Task prompt: In the records below, some lines contain "WORK"; state the number of such lines and nothing else.

──────── Material supplied ────────

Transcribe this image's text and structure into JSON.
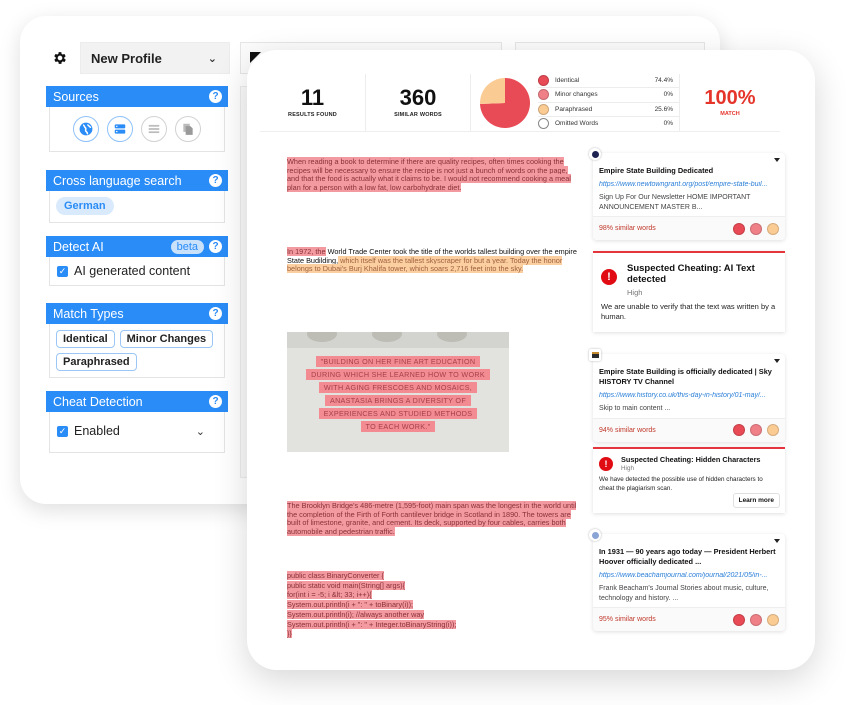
{
  "colors": {
    "accent": "#2a8cf6",
    "identical": "#e84b55",
    "minor": "#ef8088",
    "paraphrased": "#fbcb94",
    "omitted": "#ffffff",
    "match": "#e5352b",
    "alert": "#e10b14"
  },
  "settings": {
    "profile": {
      "icon": "gear-icon",
      "value": "New Profile"
    },
    "sources": {
      "title": "Sources",
      "icons": [
        {
          "name": "internet-icon",
          "active": true
        },
        {
          "name": "database-icon",
          "active": true
        },
        {
          "name": "list-icon",
          "active": false
        },
        {
          "name": "copy-files-icon",
          "active": false
        }
      ]
    },
    "cross_language": {
      "title": "Cross language search",
      "language": "German"
    },
    "detect_ai": {
      "title": "Detect AI",
      "badge": "beta",
      "option": "AI generated content",
      "checked": true
    },
    "match_types": {
      "title": "Match Types",
      "chips": [
        "Identical",
        "Minor Changes",
        "Paraphrased"
      ]
    },
    "cheat_detection": {
      "title": "Cheat Detection",
      "option": "Enabled",
      "checked": true
    }
  },
  "summary": {
    "results": {
      "value": "11",
      "label": "RESULTS FOUND"
    },
    "words": {
      "value": "360",
      "label": "SIMILAR WORDS"
    },
    "legend": [
      {
        "label": "Identical",
        "value": "74.4%"
      },
      {
        "label": "Minor changes",
        "value": "0%"
      },
      {
        "label": "Paraphrased",
        "value": "25.6%"
      },
      {
        "label": "Omitted Words",
        "value": "0%"
      }
    ],
    "match": {
      "value": "100%",
      "label": "MATCH"
    }
  },
  "chart_data": {
    "type": "pie",
    "title": "",
    "categories": [
      "Identical",
      "Minor changes",
      "Paraphrased",
      "Omitted Words"
    ],
    "values": [
      74.4,
      0,
      25.6,
      0
    ],
    "colors": [
      "#e84b55",
      "#ef8088",
      "#fbcb94",
      "#ffffff"
    ],
    "legend": "right"
  },
  "document": {
    "p1": "When reading a book to determine if there are quality recipes, often times cooking the recipes will be necessary to ensure the recipe is not just a bunch of words on the page, and that the food is actually what it claims to be. I would not recommend cooking a meal plan for a person with a low fat, low carbohydrate diet.",
    "p2_identical": "In 1972, the",
    "p2_plain": " World Trade Center took the title of the worlds tallest building over the empire State Budilding,",
    "p2_paraphrased": " which itself was the tallest skyscraper for but a year. Today the honor belongs to Dubai's Burj Khalifa tower, which soars 2,716 feet into the sky.",
    "image_lines": [
      "\"BUILDING ON HER FINE ART EDUCATION",
      "DURING WHICH SHE LEARNED HOW TO WORK",
      "WITH AGING FRESCOES AND MOSAICS,",
      "ANASTASIA BRINGS A DIVERSITY OF",
      "EXPERIENCES AND STUDIED METHODS",
      "TO EACH WORK.\""
    ],
    "p3": "The Brooklyn Bridge's 486-metre (1,595-foot) main span was the longest in the world until the completion of the Firth of Forth cantilever bridge in Scotland in 1890. The towers are built of limestone, granite, and cement. Its deck, supported by four cables, carries both automobile and pedestrian traffic.",
    "code": [
      "public class BinaryConverter {",
      "public static void main(String[] args){",
      "for(int i = -5; i &lt; 33; i++){",
      "System.out.println(i + \": \" + toBinary(i));",
      "System.out.println(i); //always another way",
      "System.out.println(i + \": \" + Integer.toBinaryString(i));",
      "}}"
    ]
  },
  "results": [
    {
      "title": "Empire State Building Dedicated",
      "url": "https://www.newtowngrant.org/post/empire-state-buil...",
      "desc": "Sign Up For Our Newsletter HOME IMPORTANT ANNOUNCEMENT MASTER B...",
      "similar": "98% similar words"
    },
    {
      "title": "Empire State Building is officially dedicated | Sky HISTORY TV Channel",
      "url": "https://www.history.co.uk/this-day-in-history/01-may/...",
      "desc": "Skip to main content ...",
      "similar": "94% similar words"
    },
    {
      "title": "In 1931 — 90 years ago today — President Herbert Hoover officially dedicated ...",
      "url": "https://www.beachamjournal.com/journal/2021/05/in-...",
      "desc": "Frank Beacham's Journal Stories about music, culture, technology and history. ...",
      "similar": "95% similar words"
    }
  ],
  "alerts": [
    {
      "title": "Suspected Cheating: AI Text detected",
      "severity": "High",
      "text": "We are unable to verify that the text was written by a human."
    },
    {
      "title": "Suspected Cheating: Hidden Characters",
      "severity": "High",
      "text": "We have detected the possible use of hidden characters to cheat the plagiarism scan.",
      "button": "Learn more"
    }
  ]
}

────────

Task solution: 2